You will face no cyber security issues if you have no computer.
The Japanese Cyber Security Minister admitted in Japanese Parliament on November 14th that he had never used a computer.
Yoshitaka Sakurada, 68, is the deputy chief of the government’s cyber security strategy office, as well as the minister of the Olympic and Paralympic games that Tokyo will host in 2020.
He caused astonishment by admitting that in his professional life, the Cyber Security Minister had never used a computer and he also appeared confused by the concept of a USB drive.
“Since the age of 25, I have instructed my employees and secretaries, so I don’t use computers myself,” he said in response to an opposition question, according to local media.
He also appeared visibly confused when he was asked if USB drives were in use at Japanese nuclear facilities.
His comments were met with disbelief by the opposition.
Sakurada said that he recognized that “firmly carrying out cybersecurity from a citizen’s standpoint” was part of his job.
“It’s unbelievable that someone who has not touched computers is responsible for cyber security policies,” said opposition lawmaker Masato Imai.
When he was asked how a person who is in charge of cyber security can lack any and all computer skills, Sakurada said that policy was decided broadly by a number of people in his office and the national government, and he was confident there would be no problems.
Naturally, there were responses on Twitter.
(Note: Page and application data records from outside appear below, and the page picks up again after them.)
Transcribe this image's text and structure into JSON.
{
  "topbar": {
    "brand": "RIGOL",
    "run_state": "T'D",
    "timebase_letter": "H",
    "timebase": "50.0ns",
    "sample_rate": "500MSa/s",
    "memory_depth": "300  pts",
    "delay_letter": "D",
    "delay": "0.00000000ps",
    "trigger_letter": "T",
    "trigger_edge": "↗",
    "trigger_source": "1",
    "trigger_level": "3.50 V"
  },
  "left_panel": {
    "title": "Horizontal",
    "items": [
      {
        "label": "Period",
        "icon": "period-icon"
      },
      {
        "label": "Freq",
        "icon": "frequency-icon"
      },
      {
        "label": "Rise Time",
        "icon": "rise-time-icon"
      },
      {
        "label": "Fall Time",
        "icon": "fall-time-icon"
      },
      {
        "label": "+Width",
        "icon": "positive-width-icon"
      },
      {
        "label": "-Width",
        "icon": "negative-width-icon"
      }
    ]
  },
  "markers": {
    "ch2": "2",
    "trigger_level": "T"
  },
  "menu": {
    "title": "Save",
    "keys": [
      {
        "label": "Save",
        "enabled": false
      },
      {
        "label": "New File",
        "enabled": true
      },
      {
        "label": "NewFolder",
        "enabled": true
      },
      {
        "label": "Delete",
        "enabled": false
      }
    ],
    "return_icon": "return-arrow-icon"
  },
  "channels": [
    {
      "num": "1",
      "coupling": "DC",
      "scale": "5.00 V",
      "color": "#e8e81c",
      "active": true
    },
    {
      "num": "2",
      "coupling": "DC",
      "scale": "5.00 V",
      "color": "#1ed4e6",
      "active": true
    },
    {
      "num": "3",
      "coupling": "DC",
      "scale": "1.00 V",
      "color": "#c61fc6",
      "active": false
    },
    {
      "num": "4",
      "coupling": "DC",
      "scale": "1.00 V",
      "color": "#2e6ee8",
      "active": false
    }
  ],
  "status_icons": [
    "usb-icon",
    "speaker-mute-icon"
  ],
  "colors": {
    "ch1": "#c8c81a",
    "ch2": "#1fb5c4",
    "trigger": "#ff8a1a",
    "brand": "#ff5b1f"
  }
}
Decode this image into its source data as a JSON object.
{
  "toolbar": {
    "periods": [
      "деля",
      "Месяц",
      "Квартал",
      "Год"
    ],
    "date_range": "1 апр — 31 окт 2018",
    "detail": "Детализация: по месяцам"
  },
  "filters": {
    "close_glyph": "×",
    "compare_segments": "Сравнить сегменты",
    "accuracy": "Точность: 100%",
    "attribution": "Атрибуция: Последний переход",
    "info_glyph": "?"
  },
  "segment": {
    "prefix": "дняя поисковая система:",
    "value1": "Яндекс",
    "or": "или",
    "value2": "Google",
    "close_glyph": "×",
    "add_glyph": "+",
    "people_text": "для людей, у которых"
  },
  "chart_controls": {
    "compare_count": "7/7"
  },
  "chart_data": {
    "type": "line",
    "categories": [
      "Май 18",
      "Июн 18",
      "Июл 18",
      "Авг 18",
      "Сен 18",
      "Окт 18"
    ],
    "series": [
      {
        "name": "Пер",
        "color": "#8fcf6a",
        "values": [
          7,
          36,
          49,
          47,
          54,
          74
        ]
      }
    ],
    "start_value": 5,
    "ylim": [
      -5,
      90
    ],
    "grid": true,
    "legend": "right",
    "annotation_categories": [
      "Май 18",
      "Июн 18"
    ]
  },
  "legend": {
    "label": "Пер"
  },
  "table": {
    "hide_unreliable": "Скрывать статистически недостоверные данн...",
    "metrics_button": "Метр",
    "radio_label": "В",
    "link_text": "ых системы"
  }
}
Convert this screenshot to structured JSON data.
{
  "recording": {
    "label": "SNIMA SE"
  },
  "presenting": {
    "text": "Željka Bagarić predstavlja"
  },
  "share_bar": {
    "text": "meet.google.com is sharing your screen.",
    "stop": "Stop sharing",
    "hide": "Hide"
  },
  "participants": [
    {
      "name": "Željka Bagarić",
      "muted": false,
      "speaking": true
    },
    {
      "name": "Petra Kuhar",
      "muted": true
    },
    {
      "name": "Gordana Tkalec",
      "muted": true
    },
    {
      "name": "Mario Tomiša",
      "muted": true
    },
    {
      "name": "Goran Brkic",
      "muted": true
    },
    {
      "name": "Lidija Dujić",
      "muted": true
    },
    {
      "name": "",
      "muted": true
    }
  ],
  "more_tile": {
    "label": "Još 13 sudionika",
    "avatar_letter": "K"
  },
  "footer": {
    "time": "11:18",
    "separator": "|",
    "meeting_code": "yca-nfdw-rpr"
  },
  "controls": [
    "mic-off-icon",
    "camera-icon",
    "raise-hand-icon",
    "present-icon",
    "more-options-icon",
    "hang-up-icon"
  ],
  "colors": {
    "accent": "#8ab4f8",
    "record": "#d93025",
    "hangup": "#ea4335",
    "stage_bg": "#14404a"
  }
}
Some of them humorous.
“Doesn’t he feel ashamed?” wrote one Twitter user. “Today any company president uses a PC. He doesn’t even know what a USB is. Holy cow.”
“If a hacker targets this Minister Sakurada, they wouldn’t be able to steal any information. Indeed it might be the strongest kind of security!”
He has also caused raising of eyebrows when he addressed another parliamentary committee. The minister said that the Olympics would cost Japan 1,500 yen ($13.21) instead of 150 billion yen ($1.32 billion).
He also blamed his mistakes on the opposition not submitting their questions in advance, although actually had done so. Furthermore, during news conferences for the Olympics one of his most frequent answers is “I don’t know.”
Earlier in November, he claimed to know nothing about plans for North Korea’s sports minister to attend a meeting in Tokyo at the end of the month, in violation of a ban on the regime’s officials entering Japan. He also suggested that he had no knowledge of Thomas Bach, the president of the International Olympic Committee, asking North Korean Leader Kim Jong-un to allow his country’s athletes to take part in the 2020 games.
Sakurada has been in office since October, during a cabinet re-shuffle, after the re-election of Prime Minister Shinzo Abe.
He has not yet come to the point of blaming cyber attacks on Russia or China, but it could possibly be just a matter of time.